    10. Reactivated dormant account containing a minimal sum suddenly receives a deposit or series of deposits followed by frequent cash withdrawals until the transferred sum has been removed.
    11. Deposit and/or withdrawals of multiple monetary instruments, particularly if the instruments are sequentially numbered.
    12. Multiple personal and business accounts are used to collect and then funnel funds to a small number of foreign beneficiaries, particularly when they are in locations of concern, such as countries known or suspected to facilitate money laundering activities.
  6. Corporate & Business Departments:
    1. Accounts are used to receive or disburse large sums but show virtually no normal business-related activities.
    2. Accounts have a large volume of deposits in bank drafts, cashier’s cheques, money orders or electronic funds transfers, which is inconsistent with the client’s business.
    3. Accounts have deposits in combinations of cash and monetary instruments not normally associated with business activities.
    4. Business does not want to provide complete information regarding its activities.
    5. Financial statements of the business differ noticeably from those of similar businesses.
    6. Customer purchases cashier’s cheques and money orders with large amounts of cash.
    7. Customer deposits Large cash and cheques from third parties (not associated with the business), via ATM.
    8. Customer makes a large volume of seemingly unrelated deposits to several accounts and frequently transfers a major portion of the balances to a single account at the same bank or another institution.
    9. Customer makes a large volume of cash deposits and withdrawals from a business that is not normally cash-intensive.
    10. Customer consistently makes immediate large withdrawals from an account that has just received a large and unexpected credit from abroad.
    11. Customer makes a single and substantial cash deposit composed of many large bills.
    12. There is a substantial increase in deposits of cash or negotiable instruments by a company offering professional advisory services, especially if the deposits are promptly transferred.
    13. There is a sudden change in cash transactions or patterns.
    14. Customer wishes to have credit and debit cards sent to international or domestic destinations other than his or her place of business.
    15. Small, one-location business makes deposits on the same day at different branches across a broad geographic area that does not appear practical for the business.
    16. There is marked increase in transaction volume on an account with significant changes in an account balance that is inconsistent with or not in keeping with normal business practices of the client’s account.
    17. Unexplained transactions are repeated between personal and commercial accounts.
    18. Account has close connections with other business or personal accounts without any apparent reason for the connection.
    19. A large number of incoming and outgoing wire transfers take place for which there appears to be no logical business or other economic purposes, particularly when this is through or from locations of concern, such as countries known or suspected to facilitate money laundering activities.
  7. Transactions outside the country:

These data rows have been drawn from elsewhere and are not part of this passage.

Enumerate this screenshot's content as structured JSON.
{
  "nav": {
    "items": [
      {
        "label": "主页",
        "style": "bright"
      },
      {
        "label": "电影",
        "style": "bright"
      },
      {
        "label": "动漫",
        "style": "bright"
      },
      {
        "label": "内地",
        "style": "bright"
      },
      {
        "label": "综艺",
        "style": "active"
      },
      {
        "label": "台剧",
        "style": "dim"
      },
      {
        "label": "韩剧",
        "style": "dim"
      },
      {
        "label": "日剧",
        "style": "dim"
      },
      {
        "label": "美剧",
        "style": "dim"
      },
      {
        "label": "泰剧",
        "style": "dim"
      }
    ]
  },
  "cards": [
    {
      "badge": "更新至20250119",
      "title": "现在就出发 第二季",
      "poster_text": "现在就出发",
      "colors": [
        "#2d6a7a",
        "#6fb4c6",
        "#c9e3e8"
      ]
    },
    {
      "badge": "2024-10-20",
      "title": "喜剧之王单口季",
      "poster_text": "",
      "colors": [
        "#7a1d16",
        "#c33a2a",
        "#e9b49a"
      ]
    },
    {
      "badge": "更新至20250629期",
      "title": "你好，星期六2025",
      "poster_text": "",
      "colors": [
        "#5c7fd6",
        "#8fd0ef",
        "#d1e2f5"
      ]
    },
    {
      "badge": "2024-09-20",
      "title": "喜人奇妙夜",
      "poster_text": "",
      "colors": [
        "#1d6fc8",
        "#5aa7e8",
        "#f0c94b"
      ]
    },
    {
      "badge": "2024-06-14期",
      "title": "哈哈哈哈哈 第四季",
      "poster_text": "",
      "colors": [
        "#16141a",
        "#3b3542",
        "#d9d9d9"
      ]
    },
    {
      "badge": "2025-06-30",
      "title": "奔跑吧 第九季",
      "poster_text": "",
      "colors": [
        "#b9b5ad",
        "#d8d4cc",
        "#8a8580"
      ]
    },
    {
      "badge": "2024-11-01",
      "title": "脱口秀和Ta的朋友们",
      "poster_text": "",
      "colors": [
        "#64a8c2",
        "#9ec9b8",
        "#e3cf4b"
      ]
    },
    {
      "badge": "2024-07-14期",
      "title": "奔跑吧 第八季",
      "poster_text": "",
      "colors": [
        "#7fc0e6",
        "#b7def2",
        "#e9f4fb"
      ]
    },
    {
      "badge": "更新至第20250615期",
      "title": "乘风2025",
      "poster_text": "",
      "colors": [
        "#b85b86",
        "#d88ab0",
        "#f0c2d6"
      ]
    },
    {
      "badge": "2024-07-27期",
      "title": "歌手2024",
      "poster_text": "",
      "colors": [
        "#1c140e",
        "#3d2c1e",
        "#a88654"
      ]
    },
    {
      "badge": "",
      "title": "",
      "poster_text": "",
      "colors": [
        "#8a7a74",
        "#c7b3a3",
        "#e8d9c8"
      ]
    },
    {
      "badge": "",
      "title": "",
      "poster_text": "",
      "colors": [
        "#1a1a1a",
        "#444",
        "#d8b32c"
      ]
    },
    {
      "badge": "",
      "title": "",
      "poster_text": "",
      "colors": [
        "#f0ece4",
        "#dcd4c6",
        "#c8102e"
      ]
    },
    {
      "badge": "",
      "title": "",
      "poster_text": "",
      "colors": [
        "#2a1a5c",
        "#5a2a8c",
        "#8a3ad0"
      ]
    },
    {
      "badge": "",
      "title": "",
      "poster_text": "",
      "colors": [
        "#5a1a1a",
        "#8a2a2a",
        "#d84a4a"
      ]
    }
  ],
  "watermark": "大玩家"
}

    1. Client and other parties to the transaction have no apparent ties to the country where you are located.
    2. Transaction crosses many international lines.
    3. Use of a credit card issued by a foreign bank by a client that does not live and work in the country of issue.
    4. Transactions involving countries deemed by the FATF as requiring enhanced surveillance.
    5. Foreign currency exchanges that are associated with subsequent wire transfers to locations of concern, such as countries known or suspected to facilitate money laundering activities.
    6. Deposits followed within a short time by wire transfer of funds to or through locations of concern.
    7. Transaction involves a country known for highly secretive banking and corporate law.
    8. Transaction involves a country where illicit drug production or exporting may be prevalent, or where there is no effective anti-money-laundering system.
    9. Transaction involves a country known or suspected to facilitate money laundering activities.